Buildings constructed from robust materials that withstand the elements and occupant use for a very long time, are often prime candidates for refurbishment and continued service. Buildings constructed from precast concrete fit these criteria. A precast interior frame of a building can have a life expectancy of hundreds of years.
Adaptability is a key factor underlying the ultimate service life of a building. If a building is designed so that the interior of the building can be changed without major demolition, the building can have a long life. Long spans, common in precast prestressed structures, are one way of assisting the adaptability of buildings. Increasing the load carrying capacity of precast floor systems is not expensive and can extend the useful life of a building by providing flexibility for future conversion to other uses. Secondary installations, such as precast concrete mezzanine floors in industrial buildings, can be installed, or removed, when occupancy requirements change.

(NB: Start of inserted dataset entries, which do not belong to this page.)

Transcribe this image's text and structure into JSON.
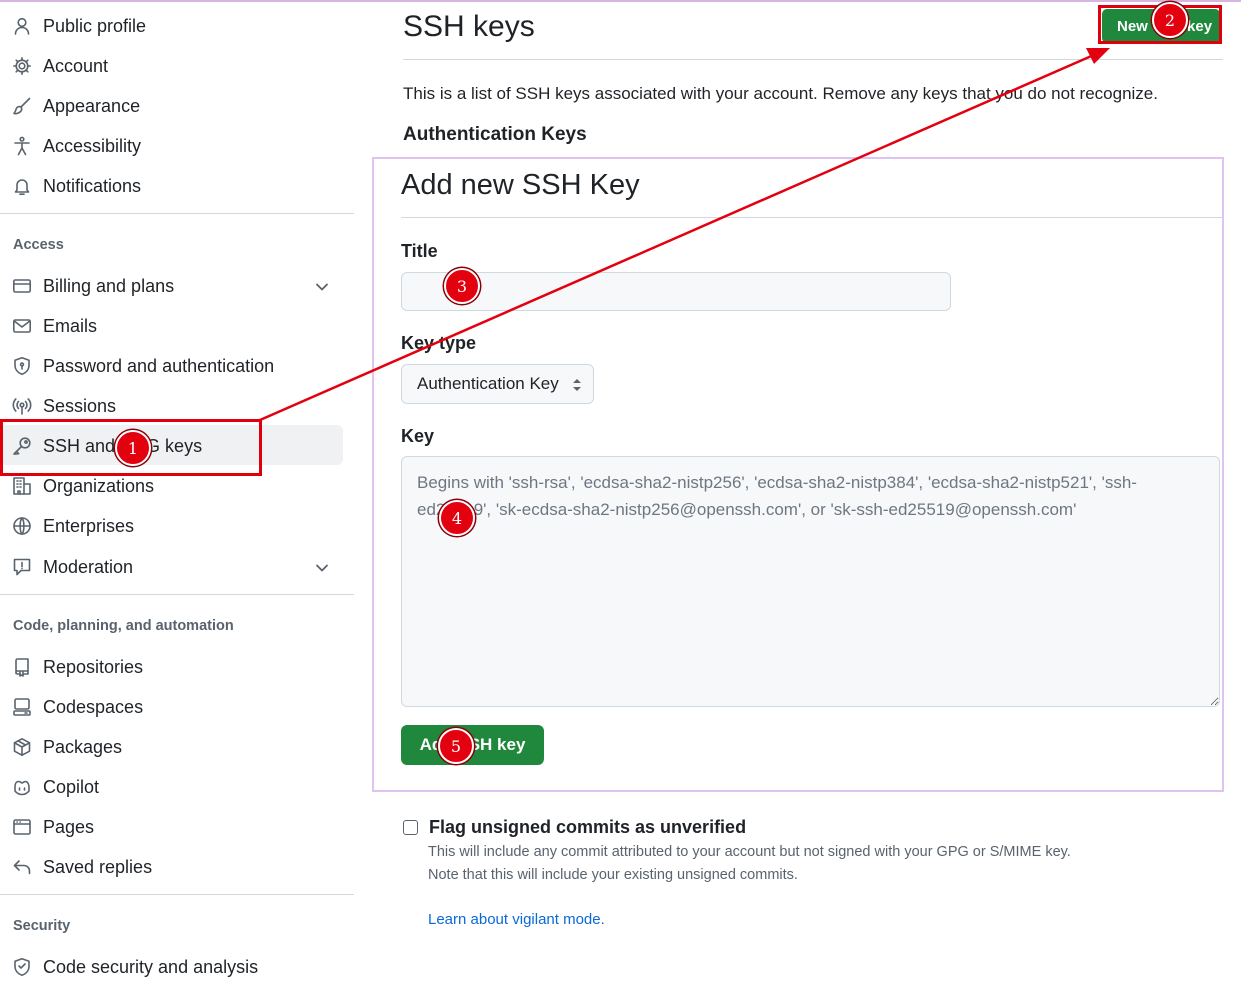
{
  "sidebar": {
    "top_items": [
      {
        "label": "Public profile",
        "icon": "person-icon"
      },
      {
        "label": "Account",
        "icon": "gear-icon"
      },
      {
        "label": "Appearance",
        "icon": "paintbrush-icon"
      },
      {
        "label": "Accessibility",
        "icon": "accessibility-icon"
      },
      {
        "label": "Notifications",
        "icon": "bell-icon"
      }
    ],
    "access": {
      "heading": "Access",
      "items": [
        {
          "label": "Billing and plans",
          "icon": "credit-card-icon"
        },
        {
          "label": "Emails",
          "icon": "mail-icon"
        },
        {
          "label": "Password and authentication",
          "icon": "shield-icon"
        },
        {
          "label": "Sessions",
          "icon": "broadcast-icon"
        },
        {
          "label": "SSH and GPG keys",
          "icon": "key-icon"
        },
        {
          "label": "Organizations",
          "icon": "organization-icon"
        },
        {
          "label": "Enterprises",
          "icon": "globe-icon"
        },
        {
          "label": "Moderation",
          "icon": "report-icon"
        }
      ]
    },
    "code": {
      "heading": "Code, planning, and automation",
      "items": [
        {
          "label": "Repositories",
          "icon": "repo-icon"
        },
        {
          "label": "Codespaces",
          "icon": "codespaces-icon"
        },
        {
          "label": "Packages",
          "icon": "package-icon"
        },
        {
          "label": "Copilot",
          "icon": "copilot-icon"
        },
        {
          "label": "Pages",
          "icon": "browser-icon"
        },
        {
          "label": "Saved replies",
          "icon": "reply-icon"
        }
      ]
    },
    "security": {
      "heading": "Security",
      "items": [
        {
          "label": "Code security and analysis",
          "icon": "codescan-icon"
        }
      ]
    }
  },
  "main": {
    "title": "SSH keys",
    "new_key_label": "New SSH key",
    "intro": "This is a list of SSH keys associated with your account. Remove any keys that you do not recognize.",
    "auth_heading": "Authentication Keys"
  },
  "modal": {
    "title": "Add new SSH Key",
    "title_label": "Title",
    "title_value": "",
    "key_type_label": "Key type",
    "key_type_value": "Authentication Key",
    "key_label": "Key",
    "key_placeholder": "Begins with 'ssh-rsa', 'ecdsa-sha2-nistp256', 'ecdsa-sha2-nistp384', 'ecdsa-sha2-nistp521', 'ssh-ed25519', 'sk-ecdsa-sha2-nistp256@openssh.com', or 'sk-ssh-ed25519@openssh.com'",
    "submit_label": "Add SSH key"
  },
  "vigilant": {
    "label": "Flag unsigned commits as unverified",
    "note_1": "This will include any commit attributed to your account but not signed with your GPG or S/MIME key.",
    "note_2": "Note that this will include your existing unsigned commits.",
    "link": "Learn about vigilant mode."
  },
  "annotations": {
    "badges": [
      "1",
      "2",
      "3",
      "4",
      "5"
    ],
    "color": "#e3000f"
  },
  "colors": {
    "primary_button": "#1f883d",
    "link": "#0969da",
    "annotation": "#e3000f"
  }
}
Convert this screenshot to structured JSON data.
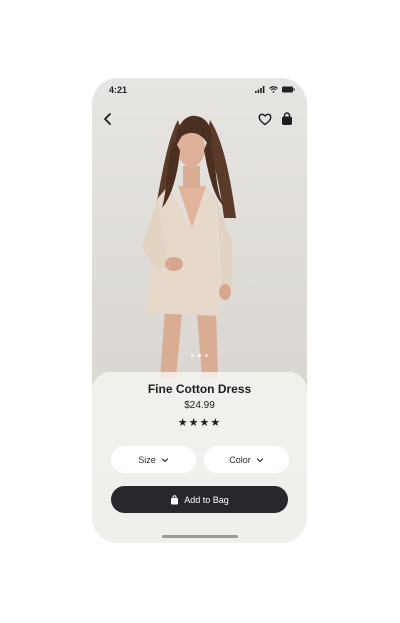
{
  "status_bar": {
    "time": "4:21"
  },
  "product": {
    "name": "Fine Cotton Dress",
    "price": "$24.99",
    "rating_stars": "★★★★",
    "rating": 4
  },
  "options": {
    "size_label": "Size",
    "color_label": "Color"
  },
  "actions": {
    "add_to_bag_label": "Add to Bag"
  },
  "carousel": {
    "count": 3,
    "active_index": 1
  },
  "colors": {
    "button_dark": "#26282b",
    "sheet_bg": "#f6f5f3",
    "background": "#e2dfdb"
  },
  "icons": [
    "back-arrow-icon",
    "heart-icon",
    "bag-icon",
    "signal-icon",
    "wifi-icon",
    "battery-icon",
    "chevron-down-icon"
  ]
}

Precast buildings can also be disassembled and rebuilt at other locations, providing another means of extending service life.
At the end of a building’s useful life, 100% of concrete demolition waste can be recycled. After removal of the reinforcement, concrete can be crushed to produce aggregates that are primarily used in pavement construction, as granular sub-base, lean-concrete sub-base, and soil-cement aggregates. Recycled concrete has also been used on a limited scale as replacement aggregates in new concrete production.
Recycled concrete aggregates have a higher absorption and lower specific gravity than conventional aggregates. Concrete made with recycled coarse aggregates and conventional fine aggregates can obtain adequate compressive strength. The use of recycled fine aggregates can result in minor reduction of compressive strength. The drying shrinkage and creep is up to 100% higher than concrete with corresponding amounts of conventional aggregates. For these reasons, large scale use of recycled aggregate concrete has not yet been achieved in Canada.